The sensors collect a range of data, all non-attributable to individuals, about the surrounding environment. The temperature around the sensor, particulates in the air, carbon monoxide, other pollution, ambient noise, pedestrian movement, other traffic movement, micro-climate information, vibration, and a host of other data.
This then allows the resident block-by-block information.
- Sensors monitoring air quality, sound and vibration (to detect heavy vehicle traffic), and temperature can be used to suggest the healthiest and unhealthiest walking times and routes through the city.
- Infrared cameras measuring sidewalk and street temperature can guide salting responses during winter storms, allowing for targeted application of salt that saves money and prevents environmental damage.
- Measurements of micro-climate in different areas of the city, so that residents can get up-to-date, high-resolution “block-by-block” weather information: by the lake, in a specific neighborhood, at the baseball game.
- Observe which areas of the city are heavily populated by pedestrians at different times of day to suggest safe and efficient routes for walking late at night or for timing traffic lights during peak traffic hours. – Source
Here’s something that all cities need to consider and implement:
All data will be published with multiple updates per minute, openly and at no cost, following the City of Chicago’s established practice that data about the city is not monetized but is provided as a public utility.
In addition, all software, hardware, parts, and specifications will also be published as open source, to encourage participation and oversight from the developer community and public. You can view the architecture of the prototype nodes here. Full specifications will be available soon at our Github page, when the initial node design is finalized.
In New Zealand, we are still seeing attempts at monetisation of publicly owned data, here’s looking at you Infratil. The reality is that for a progressive city, open sourcing Smart City advances the concept rapidly, as opposed to being tied down by commercial dinosaurs, greed heads, and corporate entities.

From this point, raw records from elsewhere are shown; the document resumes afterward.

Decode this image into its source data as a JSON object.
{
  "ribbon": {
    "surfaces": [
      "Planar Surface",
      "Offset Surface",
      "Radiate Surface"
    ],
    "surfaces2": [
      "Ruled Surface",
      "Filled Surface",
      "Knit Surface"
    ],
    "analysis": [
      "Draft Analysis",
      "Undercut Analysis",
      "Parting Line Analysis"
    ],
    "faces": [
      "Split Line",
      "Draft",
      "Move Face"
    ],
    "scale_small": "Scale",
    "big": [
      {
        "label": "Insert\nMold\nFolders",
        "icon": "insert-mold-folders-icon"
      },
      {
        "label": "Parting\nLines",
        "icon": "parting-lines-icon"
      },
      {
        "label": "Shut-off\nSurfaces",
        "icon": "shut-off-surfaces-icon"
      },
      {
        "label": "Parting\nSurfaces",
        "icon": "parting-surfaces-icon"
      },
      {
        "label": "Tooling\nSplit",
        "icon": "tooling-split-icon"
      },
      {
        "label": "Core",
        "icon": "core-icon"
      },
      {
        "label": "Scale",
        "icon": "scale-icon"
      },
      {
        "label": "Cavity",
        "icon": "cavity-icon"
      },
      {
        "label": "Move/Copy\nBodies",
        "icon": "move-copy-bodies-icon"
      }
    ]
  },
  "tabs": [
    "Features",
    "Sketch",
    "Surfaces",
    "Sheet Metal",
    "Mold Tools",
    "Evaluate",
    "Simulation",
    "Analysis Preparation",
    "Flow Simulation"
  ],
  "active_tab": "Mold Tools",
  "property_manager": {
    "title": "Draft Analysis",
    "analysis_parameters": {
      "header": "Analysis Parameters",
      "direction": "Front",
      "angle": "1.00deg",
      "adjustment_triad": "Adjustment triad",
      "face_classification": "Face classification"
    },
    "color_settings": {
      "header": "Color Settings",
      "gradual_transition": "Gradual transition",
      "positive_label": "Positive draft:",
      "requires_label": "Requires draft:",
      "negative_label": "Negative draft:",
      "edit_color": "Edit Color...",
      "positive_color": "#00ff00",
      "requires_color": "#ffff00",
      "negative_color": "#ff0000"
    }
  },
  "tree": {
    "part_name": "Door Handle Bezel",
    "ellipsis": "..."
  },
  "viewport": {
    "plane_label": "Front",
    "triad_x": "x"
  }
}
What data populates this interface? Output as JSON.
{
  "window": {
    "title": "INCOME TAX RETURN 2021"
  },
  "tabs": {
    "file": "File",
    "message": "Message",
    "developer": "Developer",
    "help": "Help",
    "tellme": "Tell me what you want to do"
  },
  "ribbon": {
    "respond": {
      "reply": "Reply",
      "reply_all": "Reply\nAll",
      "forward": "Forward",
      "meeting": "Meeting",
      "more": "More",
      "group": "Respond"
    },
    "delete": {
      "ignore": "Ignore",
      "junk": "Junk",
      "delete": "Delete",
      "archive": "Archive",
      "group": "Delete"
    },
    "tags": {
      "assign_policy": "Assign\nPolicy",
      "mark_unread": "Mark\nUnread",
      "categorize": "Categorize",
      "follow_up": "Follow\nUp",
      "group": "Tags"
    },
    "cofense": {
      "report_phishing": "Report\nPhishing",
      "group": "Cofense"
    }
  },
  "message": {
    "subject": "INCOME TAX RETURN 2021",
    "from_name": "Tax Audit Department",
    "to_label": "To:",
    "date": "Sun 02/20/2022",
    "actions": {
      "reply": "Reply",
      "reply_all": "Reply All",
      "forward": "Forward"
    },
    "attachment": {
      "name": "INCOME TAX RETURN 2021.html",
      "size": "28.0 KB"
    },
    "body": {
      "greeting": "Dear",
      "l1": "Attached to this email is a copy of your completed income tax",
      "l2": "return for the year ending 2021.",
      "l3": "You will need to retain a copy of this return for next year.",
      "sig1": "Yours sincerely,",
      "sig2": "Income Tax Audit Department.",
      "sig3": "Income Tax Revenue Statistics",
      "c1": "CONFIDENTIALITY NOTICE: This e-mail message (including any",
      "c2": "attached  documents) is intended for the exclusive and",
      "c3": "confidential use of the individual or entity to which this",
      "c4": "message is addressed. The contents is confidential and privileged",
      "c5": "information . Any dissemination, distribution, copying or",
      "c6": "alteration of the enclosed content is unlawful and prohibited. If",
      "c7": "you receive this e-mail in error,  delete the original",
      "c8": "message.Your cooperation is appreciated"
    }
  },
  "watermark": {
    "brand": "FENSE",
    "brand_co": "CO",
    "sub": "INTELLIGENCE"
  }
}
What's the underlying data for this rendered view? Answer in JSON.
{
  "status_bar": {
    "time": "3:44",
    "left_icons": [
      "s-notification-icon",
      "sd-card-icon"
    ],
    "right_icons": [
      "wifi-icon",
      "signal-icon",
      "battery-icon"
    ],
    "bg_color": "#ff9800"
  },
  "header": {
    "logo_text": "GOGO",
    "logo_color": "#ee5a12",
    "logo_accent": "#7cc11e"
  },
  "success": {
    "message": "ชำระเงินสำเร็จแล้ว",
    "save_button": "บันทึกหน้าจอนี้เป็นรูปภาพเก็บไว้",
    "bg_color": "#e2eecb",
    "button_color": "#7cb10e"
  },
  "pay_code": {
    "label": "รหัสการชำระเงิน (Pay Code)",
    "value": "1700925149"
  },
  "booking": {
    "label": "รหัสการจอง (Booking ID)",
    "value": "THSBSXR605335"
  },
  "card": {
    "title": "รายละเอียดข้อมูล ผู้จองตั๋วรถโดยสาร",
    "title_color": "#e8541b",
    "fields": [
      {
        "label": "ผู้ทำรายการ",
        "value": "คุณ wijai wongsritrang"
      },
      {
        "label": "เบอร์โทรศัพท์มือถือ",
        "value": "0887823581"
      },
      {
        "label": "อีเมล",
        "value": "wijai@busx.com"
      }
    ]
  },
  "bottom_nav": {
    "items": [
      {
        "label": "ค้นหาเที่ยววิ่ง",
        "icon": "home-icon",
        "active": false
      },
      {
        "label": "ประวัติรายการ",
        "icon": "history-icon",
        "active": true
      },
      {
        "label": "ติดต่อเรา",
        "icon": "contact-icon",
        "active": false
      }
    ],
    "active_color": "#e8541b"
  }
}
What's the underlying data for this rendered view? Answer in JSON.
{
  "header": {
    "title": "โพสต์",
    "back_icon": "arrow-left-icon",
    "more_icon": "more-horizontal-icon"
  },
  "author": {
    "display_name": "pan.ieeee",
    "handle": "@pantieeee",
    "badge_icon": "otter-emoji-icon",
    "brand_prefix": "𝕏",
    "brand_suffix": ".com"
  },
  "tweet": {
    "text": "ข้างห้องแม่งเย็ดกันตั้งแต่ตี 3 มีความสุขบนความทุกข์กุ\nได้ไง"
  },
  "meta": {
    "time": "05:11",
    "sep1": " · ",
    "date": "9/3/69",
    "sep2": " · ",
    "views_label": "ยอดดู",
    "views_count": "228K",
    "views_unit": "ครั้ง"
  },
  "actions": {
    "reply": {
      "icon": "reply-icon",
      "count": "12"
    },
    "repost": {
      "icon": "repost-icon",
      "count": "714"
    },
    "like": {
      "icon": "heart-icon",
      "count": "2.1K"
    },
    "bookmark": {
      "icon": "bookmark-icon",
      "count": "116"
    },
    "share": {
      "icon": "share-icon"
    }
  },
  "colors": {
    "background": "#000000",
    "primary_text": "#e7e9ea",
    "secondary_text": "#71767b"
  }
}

The cost is not that high, for example, in Wellington, the cost of the outdoor sandpit in Civic Square would have bought about 150 sensors. Better yet, we can make those sensors ourselves in the community as a project, utilising schools, hackathons, and geeks. People with no skills in this area can be taught in a couple of hours how to build sensors and attach them to the Internet.
The Chicago initiative shows how a city can be made Smarter, more livable, and leads the way by it’s openness. Open data, open sensor design information, open applications, and all available via Github. It is owned by the community and supported via Council and private enterprise, not controlled by private enterprise and then delivered back via the council, which is a recipe for total failure.
it’s almost worth a Civic Hackathon to test the idea.